Rodgers AL, Jappie-Mahomed D, van Jaarsveld PJ. Different Effects of Γ-linolenic Acid (GLA) Supplementation On Plasma and Red Blood Cell Phospholipid Fatty Acid Composition and Calcium Oxalate Kidney Stone Risk Factors in Healthy Subjects From Two Race Groups With Different Risk Profiles Pose Questions About the GLA-arachidonic Acid-oxaluria Metabolic Pathway: Pilot Study. Urolithiasis. 2018;46(2):137-147. PubMed PMID: 28623397.
* Article titles in AMA citation format should be in sentence-case
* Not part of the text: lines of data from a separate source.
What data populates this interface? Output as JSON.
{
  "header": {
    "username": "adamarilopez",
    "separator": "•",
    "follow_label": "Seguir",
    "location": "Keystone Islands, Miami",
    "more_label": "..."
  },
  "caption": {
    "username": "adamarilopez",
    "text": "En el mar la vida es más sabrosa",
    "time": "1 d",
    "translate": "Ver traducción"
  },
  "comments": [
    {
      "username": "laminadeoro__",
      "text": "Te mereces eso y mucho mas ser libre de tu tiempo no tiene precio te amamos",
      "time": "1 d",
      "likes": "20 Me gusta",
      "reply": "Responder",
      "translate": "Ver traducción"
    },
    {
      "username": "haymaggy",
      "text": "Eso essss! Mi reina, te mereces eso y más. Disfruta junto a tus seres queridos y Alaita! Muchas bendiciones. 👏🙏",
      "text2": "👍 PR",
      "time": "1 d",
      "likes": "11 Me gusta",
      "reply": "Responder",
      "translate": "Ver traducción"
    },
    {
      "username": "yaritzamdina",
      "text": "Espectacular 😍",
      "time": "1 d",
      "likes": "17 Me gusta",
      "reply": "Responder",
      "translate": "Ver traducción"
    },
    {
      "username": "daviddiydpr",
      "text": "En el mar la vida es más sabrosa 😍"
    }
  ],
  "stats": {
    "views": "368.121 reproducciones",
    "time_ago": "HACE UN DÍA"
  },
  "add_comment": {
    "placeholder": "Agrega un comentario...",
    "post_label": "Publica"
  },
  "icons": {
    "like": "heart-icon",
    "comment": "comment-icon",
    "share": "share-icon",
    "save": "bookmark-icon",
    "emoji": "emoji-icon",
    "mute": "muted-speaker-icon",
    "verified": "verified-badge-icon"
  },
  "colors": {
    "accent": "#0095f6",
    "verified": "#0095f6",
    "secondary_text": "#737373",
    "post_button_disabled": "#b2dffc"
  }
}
TY - JOUR T1 - Different effects of γ-linolenic acid (GLA) supplementation on plasma and red blood cell phospholipid fatty acid composition and calcium oxalate kidney stone risk factors in healthy subjects from two race groups with different risk profiles pose questions about the GLA-arachidonic acid-oxaluria metabolic pathway: pilot study. AU - Rodgers,Allen L, AU - Jappie-Mahomed,Dalielah, AU - van Jaarsveld,Paul J, Y1 - 2017/06/16/ PY - 2017/02/28/received PY - 2017/06/02/accepted PY - 2017/6/18/pubmed PY - 2018/9/11/medline PY - 2017/6/18/entrez KW - Different race groups KW - Kidney stone risk factors KW - Phospholipid fatty acid composition KW - n-6 Fatty acid supplementation SP - 137 EP - 147 JF - Urolithiasis JO - Urolithiasis VL - 46 IS - 2 N2 - Fatty acid (FA) composition of phospholipids in plasma and red blood cells (RBC) can influence calciuria, oxaluria and renal stone formation. In this regard, the ratio of arachidonic acid (AA) and its precursor linoleic acid (LA) appears to be important. Administration of γ-linolenic acid (GLA) has been shown to increase the concentration of dihomo-gamma linoleic acid (DGLA) relative to AA indicating that it may attenuate biosynthesis of the latter. Such effects have not been investigated in race groups having difference stone occurrence rates. Black (B) and white (W) healthy males ingested capsules containing linoleic acid (LA) and GLA, for 30 days. Plasma and RBC total phospholipid (TPL) FA profiles, serum and 24 h urine biomarkers of hypercalciuria and urinary stone risk factors were determined on days 0 and 30. Data were tested for statistical significance using GraphPadInstat version 3.02. Concentration and percentage content of DGLA in plasma TPL increased in W but not in B. Arachidonic acid (AA) did not change in either group. There was no change in calcium excretion in either group but oxalate and citrate excretion increased in W. We suggest that elongation of GLA to DGLA may occur more rapidly than desaturation of DGLA to AA in W and that depressed activity of the enzyme elongase may occur in B. Calciuric and citraturic effects may be dependent on the quantity of LA or on the mass ratio of LA/GLA in the FA supplement. Questions about the mooted DGLA-AA-oxaluria pathway arise. We speculate that there exists a potential for using GLA as a conservative treatment for hypocitraturia. The observation of different responses in B and W indicates that such differences may play a role in stone formation and prevention. SN - 2194-7236 UR - https://www.unboundmedicine.com/medline/citation/28623397/Different_effects_of_γ_linolenic_acid__GLA__supplementation_on_plasma_and_red_blood_cell_phospholipid_fatty_acid_composition_and_calcium_oxalate_kidney_stone_risk_factors_in_healthy_subjects_from_two_race_groups_with_different_risk_profiles_pose_questions_about_the_GLA_arachidonic_acid_oxaluria_metabolic_pathway:_pilot_study_ L2 - https://dx.doi.org/10.1007/s00240-017-0989-7 DB - PRIME DP - Unbound Medicine ER -